**** Records to process ****

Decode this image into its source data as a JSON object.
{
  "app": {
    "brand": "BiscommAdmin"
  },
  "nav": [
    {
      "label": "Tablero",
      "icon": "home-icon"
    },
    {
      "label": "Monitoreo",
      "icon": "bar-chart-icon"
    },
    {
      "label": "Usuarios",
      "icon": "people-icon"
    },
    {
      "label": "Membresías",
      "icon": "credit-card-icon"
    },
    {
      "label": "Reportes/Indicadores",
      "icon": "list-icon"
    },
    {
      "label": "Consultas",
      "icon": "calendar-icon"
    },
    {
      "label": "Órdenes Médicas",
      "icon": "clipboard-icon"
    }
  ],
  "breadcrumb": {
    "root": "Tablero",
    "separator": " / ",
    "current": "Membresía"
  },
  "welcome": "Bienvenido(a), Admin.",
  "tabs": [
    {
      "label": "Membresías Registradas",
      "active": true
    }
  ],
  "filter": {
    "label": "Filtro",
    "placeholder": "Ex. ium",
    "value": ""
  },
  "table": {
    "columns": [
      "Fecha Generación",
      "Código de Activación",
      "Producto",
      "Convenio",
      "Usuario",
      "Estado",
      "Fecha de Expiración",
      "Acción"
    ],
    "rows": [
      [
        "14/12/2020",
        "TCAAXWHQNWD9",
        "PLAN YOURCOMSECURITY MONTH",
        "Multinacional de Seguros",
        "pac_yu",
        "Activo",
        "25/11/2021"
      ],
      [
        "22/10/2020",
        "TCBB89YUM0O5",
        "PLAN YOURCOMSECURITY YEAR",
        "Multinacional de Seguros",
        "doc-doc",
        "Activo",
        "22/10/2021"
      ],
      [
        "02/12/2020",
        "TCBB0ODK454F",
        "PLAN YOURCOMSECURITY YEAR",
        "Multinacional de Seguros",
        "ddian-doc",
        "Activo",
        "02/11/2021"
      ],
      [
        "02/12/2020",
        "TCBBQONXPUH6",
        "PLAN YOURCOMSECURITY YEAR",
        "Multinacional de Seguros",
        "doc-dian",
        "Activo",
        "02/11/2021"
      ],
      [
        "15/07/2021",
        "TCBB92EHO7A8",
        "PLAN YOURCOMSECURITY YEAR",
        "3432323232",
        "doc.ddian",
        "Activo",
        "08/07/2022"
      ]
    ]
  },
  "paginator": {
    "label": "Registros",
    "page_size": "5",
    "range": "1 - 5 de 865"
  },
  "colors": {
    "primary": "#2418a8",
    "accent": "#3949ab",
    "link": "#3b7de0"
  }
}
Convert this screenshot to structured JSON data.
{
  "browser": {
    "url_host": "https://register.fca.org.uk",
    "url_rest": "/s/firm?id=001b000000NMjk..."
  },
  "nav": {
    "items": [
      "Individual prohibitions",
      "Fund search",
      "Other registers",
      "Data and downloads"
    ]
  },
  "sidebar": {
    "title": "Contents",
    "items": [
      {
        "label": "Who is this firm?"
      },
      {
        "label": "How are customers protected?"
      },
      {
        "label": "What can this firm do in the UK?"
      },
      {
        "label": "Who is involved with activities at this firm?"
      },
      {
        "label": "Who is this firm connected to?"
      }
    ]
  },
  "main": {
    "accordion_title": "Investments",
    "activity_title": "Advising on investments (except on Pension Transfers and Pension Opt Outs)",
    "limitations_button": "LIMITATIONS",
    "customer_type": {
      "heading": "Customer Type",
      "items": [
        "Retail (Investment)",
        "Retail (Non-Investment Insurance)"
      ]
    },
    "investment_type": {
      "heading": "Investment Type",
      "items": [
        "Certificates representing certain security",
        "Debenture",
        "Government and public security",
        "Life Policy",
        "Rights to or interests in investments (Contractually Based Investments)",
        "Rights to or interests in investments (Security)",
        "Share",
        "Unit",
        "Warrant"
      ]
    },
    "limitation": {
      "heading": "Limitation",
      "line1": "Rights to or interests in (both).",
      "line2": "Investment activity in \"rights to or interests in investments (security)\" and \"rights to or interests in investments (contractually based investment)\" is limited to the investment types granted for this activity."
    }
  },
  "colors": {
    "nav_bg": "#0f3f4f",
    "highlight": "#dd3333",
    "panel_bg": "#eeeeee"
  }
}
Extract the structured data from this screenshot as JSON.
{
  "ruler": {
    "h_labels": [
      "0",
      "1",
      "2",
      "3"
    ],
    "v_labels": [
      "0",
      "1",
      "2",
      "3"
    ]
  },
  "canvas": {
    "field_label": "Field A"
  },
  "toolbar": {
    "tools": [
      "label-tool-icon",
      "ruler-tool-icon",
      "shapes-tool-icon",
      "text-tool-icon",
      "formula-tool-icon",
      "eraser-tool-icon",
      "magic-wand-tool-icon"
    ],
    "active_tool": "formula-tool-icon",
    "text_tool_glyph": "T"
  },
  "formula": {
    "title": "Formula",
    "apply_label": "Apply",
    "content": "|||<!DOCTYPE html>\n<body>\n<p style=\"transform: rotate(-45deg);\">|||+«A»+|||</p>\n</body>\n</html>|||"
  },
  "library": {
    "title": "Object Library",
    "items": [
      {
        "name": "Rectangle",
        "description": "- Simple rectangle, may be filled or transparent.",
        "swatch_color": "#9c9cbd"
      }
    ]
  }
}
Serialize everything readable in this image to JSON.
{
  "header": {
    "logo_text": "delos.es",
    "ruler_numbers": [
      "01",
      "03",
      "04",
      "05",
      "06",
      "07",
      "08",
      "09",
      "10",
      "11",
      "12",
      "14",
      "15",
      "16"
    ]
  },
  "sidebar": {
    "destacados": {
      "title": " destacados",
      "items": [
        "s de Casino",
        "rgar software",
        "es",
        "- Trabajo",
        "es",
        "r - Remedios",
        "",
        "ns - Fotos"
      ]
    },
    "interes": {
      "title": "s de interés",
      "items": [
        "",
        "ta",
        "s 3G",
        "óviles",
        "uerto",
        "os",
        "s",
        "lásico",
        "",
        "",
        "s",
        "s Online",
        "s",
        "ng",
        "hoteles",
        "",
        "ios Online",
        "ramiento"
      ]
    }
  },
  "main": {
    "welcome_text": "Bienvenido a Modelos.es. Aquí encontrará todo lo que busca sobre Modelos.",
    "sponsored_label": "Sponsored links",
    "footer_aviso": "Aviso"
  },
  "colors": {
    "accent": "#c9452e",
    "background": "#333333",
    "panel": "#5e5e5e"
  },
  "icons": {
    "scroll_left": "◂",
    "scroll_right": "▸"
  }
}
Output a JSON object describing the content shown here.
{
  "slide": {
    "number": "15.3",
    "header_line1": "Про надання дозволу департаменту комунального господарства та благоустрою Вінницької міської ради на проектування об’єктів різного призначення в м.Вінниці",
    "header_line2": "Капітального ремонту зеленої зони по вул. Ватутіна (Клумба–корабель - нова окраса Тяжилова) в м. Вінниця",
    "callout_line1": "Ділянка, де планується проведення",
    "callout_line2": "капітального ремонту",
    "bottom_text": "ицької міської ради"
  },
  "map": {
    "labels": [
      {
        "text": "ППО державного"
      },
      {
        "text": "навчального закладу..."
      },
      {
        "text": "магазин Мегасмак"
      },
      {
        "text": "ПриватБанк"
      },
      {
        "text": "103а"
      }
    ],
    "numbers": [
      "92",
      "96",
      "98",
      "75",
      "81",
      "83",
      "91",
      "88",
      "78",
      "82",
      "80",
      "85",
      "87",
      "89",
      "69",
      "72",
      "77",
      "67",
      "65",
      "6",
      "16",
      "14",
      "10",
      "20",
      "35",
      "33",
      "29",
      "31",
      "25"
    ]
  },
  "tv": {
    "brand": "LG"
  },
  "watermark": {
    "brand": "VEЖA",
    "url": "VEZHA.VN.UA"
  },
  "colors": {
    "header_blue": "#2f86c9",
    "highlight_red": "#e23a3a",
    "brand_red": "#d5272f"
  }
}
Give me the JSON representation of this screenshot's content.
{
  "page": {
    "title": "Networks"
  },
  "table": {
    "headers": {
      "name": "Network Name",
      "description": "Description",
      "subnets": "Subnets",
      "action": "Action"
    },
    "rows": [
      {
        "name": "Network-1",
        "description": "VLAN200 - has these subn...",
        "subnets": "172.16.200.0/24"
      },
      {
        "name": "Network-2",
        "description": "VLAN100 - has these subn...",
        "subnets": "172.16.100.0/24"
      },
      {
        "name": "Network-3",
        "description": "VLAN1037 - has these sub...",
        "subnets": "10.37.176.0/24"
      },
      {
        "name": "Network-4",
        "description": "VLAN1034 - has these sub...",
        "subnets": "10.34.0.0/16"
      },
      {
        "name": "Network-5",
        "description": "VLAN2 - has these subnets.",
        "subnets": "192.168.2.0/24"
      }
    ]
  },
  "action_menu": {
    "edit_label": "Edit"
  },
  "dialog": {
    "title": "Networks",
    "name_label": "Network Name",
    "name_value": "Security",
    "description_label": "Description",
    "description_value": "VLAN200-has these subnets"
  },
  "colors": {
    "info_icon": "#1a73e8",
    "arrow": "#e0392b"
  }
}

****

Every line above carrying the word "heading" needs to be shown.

(Output of the task)
      "heading": "Customer Type",
      "heading": "Investment Type",
      "heading": "Limitation",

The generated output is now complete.